Rural development in Kasumpa Village, Zambia
For many rural dwellers in Zambia, as well as elsewhere in Africa, the movement toward independence represented an attempted movement toward a higher standard of living. The displacement of the colonial authorities and the installation of an African government represented a shift from a public order whose primary interest was the maintenance of law and order in the rural areas to a government which had come to power by promising to fulfill the demands of the indigenous peoples that they be made better off. As a result of the commitments made in the bid for power, out of a regard for its future fate at the polls, and because of its genuine regard for the welfare of its citizens, the new Zambian government, like other governments in Africa, initiated programs designed to upgrade the standard of living of its basically rural constituents.

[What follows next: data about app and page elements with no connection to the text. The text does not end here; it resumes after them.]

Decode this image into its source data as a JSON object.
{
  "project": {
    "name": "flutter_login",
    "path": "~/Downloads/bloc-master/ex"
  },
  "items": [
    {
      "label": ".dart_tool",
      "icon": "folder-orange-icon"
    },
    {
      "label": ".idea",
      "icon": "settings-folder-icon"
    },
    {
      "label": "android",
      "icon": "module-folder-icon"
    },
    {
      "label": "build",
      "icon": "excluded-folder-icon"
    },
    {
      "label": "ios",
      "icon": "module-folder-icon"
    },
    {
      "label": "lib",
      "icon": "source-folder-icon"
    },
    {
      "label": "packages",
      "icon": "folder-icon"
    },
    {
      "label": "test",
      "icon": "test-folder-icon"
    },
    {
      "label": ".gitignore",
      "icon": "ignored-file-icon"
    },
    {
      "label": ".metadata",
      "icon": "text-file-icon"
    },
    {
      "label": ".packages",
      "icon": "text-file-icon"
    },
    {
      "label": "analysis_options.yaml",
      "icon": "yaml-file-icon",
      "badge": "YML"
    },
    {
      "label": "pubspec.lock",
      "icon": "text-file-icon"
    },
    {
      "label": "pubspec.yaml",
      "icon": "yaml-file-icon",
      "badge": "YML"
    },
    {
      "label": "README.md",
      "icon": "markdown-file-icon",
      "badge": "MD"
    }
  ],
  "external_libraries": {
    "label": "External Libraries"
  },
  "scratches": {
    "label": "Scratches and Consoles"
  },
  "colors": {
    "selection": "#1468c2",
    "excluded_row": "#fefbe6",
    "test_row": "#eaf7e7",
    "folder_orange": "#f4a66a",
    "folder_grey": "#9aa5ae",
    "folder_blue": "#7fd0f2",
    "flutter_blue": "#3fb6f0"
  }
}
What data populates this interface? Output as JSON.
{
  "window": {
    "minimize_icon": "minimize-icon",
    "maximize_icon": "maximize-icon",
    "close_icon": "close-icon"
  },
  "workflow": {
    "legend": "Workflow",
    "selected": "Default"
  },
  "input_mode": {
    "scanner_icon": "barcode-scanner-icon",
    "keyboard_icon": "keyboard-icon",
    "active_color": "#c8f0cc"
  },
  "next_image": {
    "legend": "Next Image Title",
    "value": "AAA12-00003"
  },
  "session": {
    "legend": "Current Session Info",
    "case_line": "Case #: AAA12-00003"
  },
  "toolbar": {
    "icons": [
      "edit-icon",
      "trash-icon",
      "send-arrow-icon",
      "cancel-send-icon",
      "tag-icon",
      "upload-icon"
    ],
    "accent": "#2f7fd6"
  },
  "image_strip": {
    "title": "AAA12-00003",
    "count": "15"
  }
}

Utilizing the revenues generated by the prosperous mining industry, the government constructed, staffed, and provisioned schools; hospitals, and clinics in the rural areas at a rate unprecedented in the history of the territory. And, of greater relevance to this study, it initiated programs designed to enhance the cash-earning opportunities of the villagers. Toward this end, the new government sponsored the growth of farming cooperatives and the formation of peasant farms in the rural areas, seeking thereby to share the benefits of independence by increasing the incomes of its rural citizens.
© 1975 Heldref Publications. This study was supported by the Division of Humanities and Social Sciences of the California Institute of Technology and by Grant No. HD05707-01/02 from the Public Health Service of the Department of Health, Education, and Welfare. The research was conducted while I was an affiliate of the Institute for Social Research of the University of Zambia. I wish to acknowledge the support of these institutions while absolving them from all responsibility for errors of fact or interpretation and wish to thank Professor Thayer Scudder for his criticisms of an earlier draft of this paper. Formerly SSWP 34.